__DATASET__:
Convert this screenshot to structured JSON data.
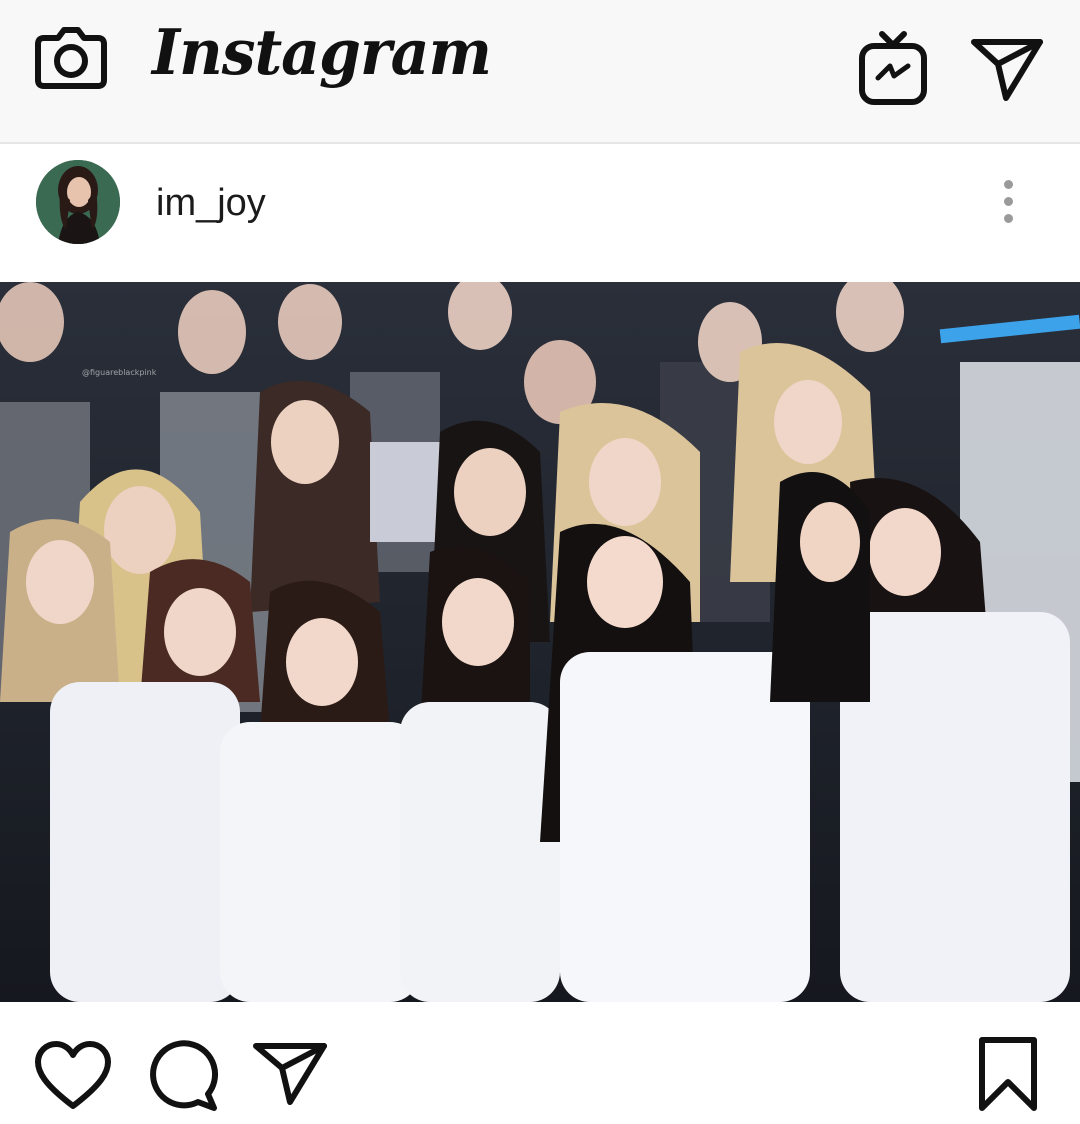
{
  "app": {
    "title": "Instagram"
  },
  "post": {
    "username": "im_joy",
    "photo_watermark": "@figuareblackpink"
  },
  "icons": {
    "camera": "camera-icon",
    "igtv": "igtv-icon",
    "direct": "direct-message-icon",
    "more": "more-options-icon",
    "like": "heart-icon",
    "comment": "comment-icon",
    "share": "share-icon",
    "save": "bookmark-icon"
  },
  "colors": {
    "icon": "#111111",
    "topbar_bg": "#f8f8f8",
    "text": "#1b1b1b"
  }
}
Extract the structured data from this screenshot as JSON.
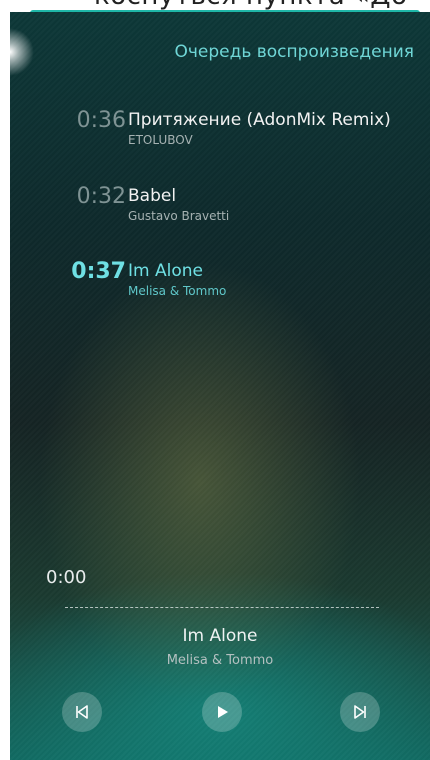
{
  "caption": {
    "text": "коснуться пункта «До"
  },
  "colors": {
    "accent": "#1fb7a8",
    "highlight": "#6fe0e4"
  },
  "queue": {
    "title": "Очередь воспроизведения",
    "tracks": [
      {
        "time": "0:36",
        "title": "Притяжение (AdonMix Remix)",
        "artist": "ETOLUBOV"
      },
      {
        "time": "0:32",
        "title": "Babel",
        "artist": "Gustavo Bravetti"
      },
      {
        "time": "0:37",
        "title": "Im Alone",
        "artist": "Melisa & Tommo"
      }
    ]
  },
  "player": {
    "elapsed": "0:00",
    "title": "Im Alone",
    "artist": "Melisa & Tommo",
    "controls": {
      "prev_icon": "skip-previous-icon",
      "play_icon": "play-icon",
      "next_icon": "skip-next-icon"
    }
  }
}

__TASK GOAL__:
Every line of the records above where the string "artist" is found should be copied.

__RESULT OF THE TASK__:
        "artist": "ETOLUBOV"
        "artist": "Gustavo Bravetti"
        "artist": "Melisa & Tommo"
    "artist": "Melisa & Tommo",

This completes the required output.